Work order – Search the data for the word "icon" and copy every line that contains it.

Data supplied –
================================

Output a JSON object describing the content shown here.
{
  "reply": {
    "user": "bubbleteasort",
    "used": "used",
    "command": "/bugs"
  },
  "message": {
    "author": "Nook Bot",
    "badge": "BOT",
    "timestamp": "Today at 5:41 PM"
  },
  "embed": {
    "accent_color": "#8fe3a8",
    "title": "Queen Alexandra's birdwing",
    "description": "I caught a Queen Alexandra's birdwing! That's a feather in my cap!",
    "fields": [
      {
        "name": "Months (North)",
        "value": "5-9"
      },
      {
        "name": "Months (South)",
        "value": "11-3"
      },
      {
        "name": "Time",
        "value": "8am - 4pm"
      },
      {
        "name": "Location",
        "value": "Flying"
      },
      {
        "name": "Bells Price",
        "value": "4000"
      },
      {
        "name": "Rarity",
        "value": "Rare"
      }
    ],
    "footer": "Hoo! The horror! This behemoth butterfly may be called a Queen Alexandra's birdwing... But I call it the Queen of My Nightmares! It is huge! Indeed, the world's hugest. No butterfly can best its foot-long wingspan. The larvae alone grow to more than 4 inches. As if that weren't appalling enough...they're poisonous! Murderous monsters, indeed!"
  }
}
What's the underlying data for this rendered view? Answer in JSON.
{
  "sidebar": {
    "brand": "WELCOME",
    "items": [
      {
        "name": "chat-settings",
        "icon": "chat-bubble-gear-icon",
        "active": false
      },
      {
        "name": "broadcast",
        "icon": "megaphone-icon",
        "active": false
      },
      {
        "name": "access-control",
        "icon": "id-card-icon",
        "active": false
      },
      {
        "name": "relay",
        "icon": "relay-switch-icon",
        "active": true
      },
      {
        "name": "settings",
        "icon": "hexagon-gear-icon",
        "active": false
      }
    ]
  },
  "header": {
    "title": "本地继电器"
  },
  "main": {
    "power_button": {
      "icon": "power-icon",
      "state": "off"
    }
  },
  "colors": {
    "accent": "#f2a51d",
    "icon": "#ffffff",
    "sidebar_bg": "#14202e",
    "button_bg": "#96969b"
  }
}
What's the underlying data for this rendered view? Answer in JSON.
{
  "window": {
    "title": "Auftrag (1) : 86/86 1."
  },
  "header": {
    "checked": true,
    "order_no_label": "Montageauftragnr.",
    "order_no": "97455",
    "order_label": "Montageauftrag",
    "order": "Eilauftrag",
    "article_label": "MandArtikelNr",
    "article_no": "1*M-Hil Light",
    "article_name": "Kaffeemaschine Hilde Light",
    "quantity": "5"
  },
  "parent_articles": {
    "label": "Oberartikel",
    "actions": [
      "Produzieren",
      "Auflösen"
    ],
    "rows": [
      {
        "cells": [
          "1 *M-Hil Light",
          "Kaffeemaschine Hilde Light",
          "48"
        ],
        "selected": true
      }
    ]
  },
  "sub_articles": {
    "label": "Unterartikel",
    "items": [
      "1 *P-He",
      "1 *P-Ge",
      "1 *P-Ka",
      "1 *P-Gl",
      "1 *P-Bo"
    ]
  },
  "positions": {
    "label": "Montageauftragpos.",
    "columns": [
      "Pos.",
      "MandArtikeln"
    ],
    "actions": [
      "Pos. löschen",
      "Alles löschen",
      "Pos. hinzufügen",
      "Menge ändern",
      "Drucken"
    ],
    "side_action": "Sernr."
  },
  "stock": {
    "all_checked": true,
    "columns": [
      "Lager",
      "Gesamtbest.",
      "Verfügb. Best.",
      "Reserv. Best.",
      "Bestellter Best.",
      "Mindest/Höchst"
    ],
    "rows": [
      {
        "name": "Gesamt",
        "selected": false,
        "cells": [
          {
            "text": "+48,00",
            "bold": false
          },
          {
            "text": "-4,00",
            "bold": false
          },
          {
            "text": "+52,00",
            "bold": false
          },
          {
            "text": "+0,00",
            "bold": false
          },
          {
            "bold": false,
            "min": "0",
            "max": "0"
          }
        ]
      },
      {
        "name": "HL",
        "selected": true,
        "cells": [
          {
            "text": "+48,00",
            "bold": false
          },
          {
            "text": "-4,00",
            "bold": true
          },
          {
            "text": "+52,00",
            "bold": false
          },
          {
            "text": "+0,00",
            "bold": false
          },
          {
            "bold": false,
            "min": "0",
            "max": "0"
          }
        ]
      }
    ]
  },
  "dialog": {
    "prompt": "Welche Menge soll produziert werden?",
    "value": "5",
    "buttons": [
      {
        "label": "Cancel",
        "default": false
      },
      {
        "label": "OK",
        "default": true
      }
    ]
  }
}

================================

Response –
        "icon": "chat-bubble-gear-icon",
        "icon": "megaphone-icon",
        "icon": "id-card-icon",
        "icon": "relay-switch-icon",
        "icon": "hexagon-gear-icon",
      "icon": "power-icon",
    "icon": "#ffffff",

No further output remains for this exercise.